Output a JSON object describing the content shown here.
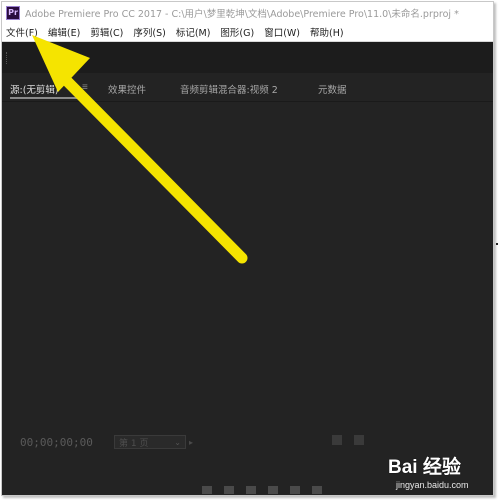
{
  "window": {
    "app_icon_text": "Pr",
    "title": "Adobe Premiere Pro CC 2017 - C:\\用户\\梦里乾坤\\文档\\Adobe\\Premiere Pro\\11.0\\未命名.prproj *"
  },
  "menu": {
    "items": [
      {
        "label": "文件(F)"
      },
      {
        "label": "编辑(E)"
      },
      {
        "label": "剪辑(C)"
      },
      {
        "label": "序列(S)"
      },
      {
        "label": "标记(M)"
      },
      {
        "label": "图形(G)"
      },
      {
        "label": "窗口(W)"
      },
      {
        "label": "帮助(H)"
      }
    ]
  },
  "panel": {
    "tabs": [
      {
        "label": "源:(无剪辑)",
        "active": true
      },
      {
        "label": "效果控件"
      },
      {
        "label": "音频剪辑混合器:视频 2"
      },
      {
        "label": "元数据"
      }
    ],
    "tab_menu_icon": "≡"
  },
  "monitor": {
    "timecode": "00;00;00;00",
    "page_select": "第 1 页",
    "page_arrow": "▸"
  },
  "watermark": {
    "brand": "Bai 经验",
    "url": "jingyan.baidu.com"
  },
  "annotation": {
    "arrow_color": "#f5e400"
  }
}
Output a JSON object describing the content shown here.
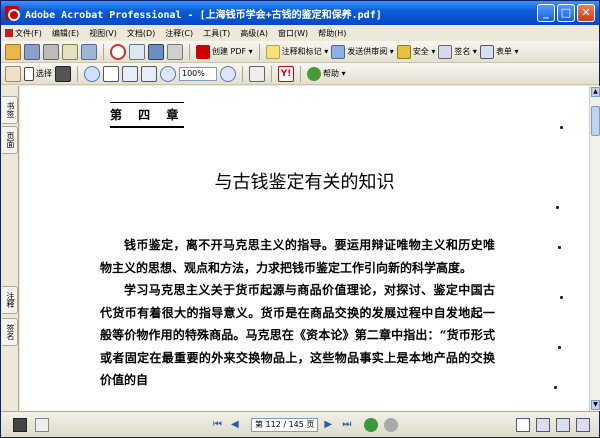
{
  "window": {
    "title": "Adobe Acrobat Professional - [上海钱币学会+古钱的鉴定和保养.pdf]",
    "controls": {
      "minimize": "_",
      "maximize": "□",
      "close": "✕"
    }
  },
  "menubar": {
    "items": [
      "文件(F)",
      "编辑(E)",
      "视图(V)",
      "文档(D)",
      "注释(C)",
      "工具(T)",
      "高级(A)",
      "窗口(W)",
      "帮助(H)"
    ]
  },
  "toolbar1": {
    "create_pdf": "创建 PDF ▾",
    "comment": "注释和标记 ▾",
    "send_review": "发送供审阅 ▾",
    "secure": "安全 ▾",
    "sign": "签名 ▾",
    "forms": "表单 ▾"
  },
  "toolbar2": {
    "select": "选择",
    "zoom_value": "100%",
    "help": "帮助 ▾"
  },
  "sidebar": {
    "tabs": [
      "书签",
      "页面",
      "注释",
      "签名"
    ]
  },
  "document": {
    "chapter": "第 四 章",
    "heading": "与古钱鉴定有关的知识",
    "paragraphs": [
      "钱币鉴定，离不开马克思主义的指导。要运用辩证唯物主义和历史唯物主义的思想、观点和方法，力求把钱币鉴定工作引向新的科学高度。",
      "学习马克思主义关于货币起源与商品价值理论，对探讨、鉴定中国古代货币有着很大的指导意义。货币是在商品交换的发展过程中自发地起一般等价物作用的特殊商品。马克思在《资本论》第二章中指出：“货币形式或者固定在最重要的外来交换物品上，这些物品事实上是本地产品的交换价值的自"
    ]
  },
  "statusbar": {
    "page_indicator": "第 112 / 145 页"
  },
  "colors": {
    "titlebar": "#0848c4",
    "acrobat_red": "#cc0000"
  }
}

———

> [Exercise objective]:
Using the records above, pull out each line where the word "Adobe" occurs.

> [Answer area]:
    "title": "Adobe Premiere Pro CC 2017 - C:\\用户\\梦里乾坤\\文档\\Adobe\\Premiere Pro\\11.0\\未命名.prproj *"
    "title": "Adobe Acrobat Professional - [上海钱币学会+古钱的鉴定和保养.pdf]",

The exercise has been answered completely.